Items from a data source =>
☆ ☆ ☆ ☆
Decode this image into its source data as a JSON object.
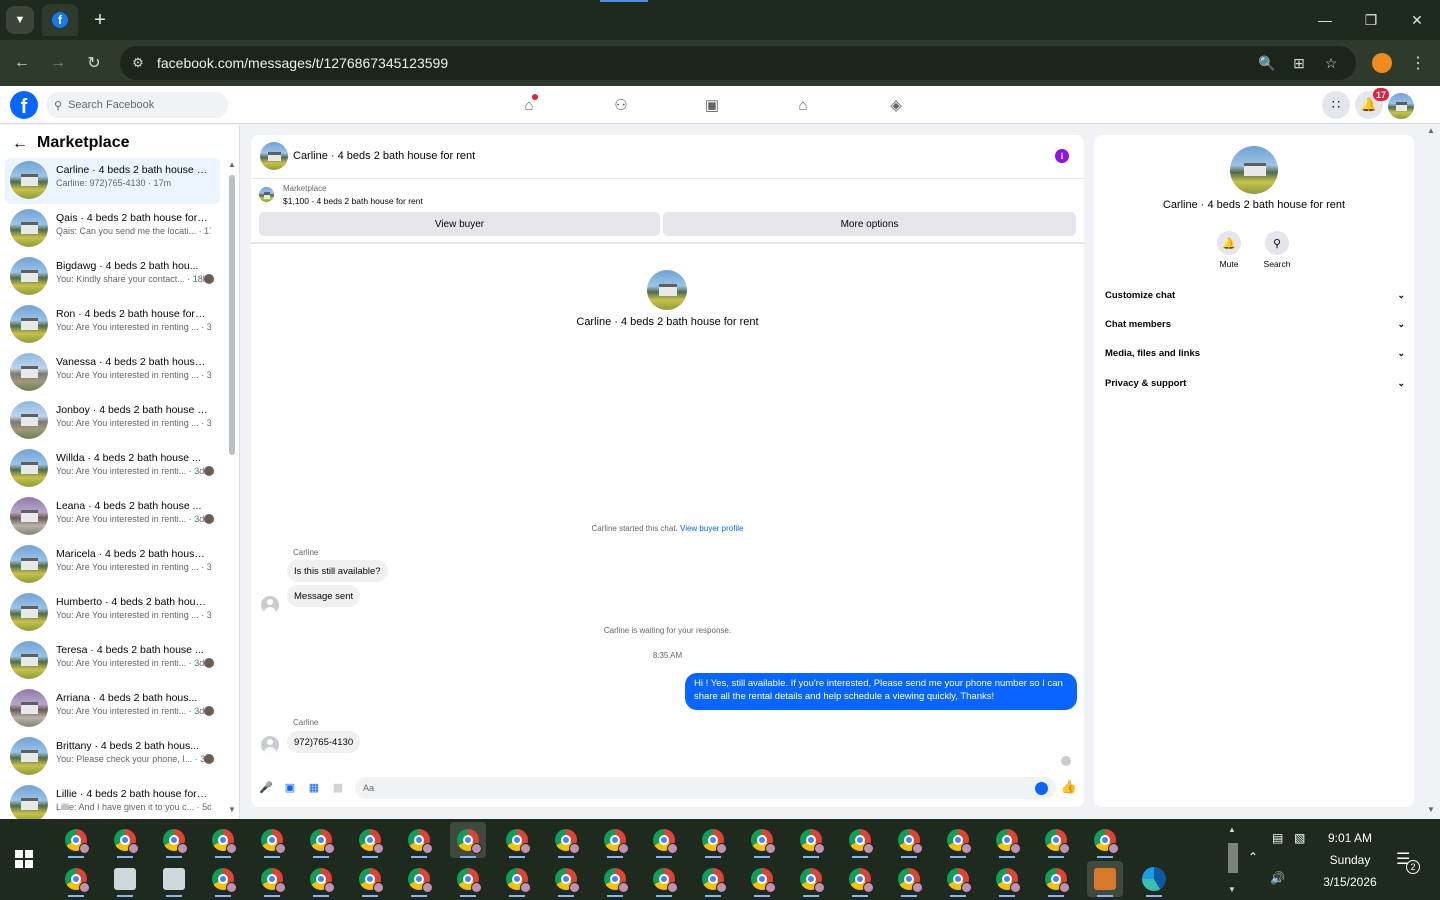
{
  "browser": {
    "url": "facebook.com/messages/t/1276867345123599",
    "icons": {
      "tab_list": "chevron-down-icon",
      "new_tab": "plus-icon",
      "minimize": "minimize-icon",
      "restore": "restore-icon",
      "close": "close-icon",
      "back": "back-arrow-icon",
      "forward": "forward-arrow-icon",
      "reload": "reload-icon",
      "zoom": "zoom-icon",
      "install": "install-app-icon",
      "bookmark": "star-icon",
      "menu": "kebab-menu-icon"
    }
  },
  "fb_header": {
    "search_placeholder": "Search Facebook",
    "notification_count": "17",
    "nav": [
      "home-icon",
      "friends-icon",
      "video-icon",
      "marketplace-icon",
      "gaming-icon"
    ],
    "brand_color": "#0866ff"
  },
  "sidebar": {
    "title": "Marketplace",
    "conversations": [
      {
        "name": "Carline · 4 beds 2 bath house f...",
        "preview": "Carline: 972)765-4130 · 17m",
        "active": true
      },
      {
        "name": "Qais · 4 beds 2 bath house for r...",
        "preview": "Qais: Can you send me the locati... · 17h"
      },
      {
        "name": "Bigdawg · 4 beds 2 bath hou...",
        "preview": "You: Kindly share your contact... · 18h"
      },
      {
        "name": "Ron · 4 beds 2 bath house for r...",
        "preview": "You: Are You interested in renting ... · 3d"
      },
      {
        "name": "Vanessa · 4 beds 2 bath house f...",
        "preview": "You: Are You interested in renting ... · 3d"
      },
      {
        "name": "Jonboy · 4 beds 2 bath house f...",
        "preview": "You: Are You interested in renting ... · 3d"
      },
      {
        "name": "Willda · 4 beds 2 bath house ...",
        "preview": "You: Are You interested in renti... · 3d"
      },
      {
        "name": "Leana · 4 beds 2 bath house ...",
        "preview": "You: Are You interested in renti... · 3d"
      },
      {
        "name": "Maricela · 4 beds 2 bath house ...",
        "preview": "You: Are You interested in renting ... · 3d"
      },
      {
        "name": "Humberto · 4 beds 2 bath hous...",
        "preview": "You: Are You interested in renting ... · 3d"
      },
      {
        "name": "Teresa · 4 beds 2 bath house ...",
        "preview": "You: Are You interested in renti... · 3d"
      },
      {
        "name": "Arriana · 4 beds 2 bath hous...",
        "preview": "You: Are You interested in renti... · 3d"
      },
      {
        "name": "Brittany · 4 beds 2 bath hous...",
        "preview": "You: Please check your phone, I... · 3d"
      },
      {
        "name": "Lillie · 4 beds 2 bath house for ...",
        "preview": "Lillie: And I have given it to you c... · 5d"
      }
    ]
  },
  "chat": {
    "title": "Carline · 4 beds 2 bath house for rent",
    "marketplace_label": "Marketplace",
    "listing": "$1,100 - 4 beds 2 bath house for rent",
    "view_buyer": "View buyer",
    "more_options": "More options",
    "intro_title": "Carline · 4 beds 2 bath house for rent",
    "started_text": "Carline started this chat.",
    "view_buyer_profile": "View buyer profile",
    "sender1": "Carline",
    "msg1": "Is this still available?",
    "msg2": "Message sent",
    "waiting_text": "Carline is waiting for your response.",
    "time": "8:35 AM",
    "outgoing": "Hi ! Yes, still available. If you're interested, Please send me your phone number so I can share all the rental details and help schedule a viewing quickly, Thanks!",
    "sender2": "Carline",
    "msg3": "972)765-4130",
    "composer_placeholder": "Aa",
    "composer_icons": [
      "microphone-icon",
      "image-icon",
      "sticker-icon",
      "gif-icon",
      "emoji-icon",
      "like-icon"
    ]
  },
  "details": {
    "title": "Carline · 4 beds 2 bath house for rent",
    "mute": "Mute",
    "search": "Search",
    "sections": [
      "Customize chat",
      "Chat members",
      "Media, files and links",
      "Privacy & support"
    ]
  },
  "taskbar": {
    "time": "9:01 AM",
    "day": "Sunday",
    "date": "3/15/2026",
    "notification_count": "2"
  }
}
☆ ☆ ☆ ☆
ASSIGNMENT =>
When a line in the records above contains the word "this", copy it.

FINISHED TASK =>
Decode this image into its source data as a JSON object.
    "started_text": "Carline started this chat.",
    "msg1": "Is this still available?",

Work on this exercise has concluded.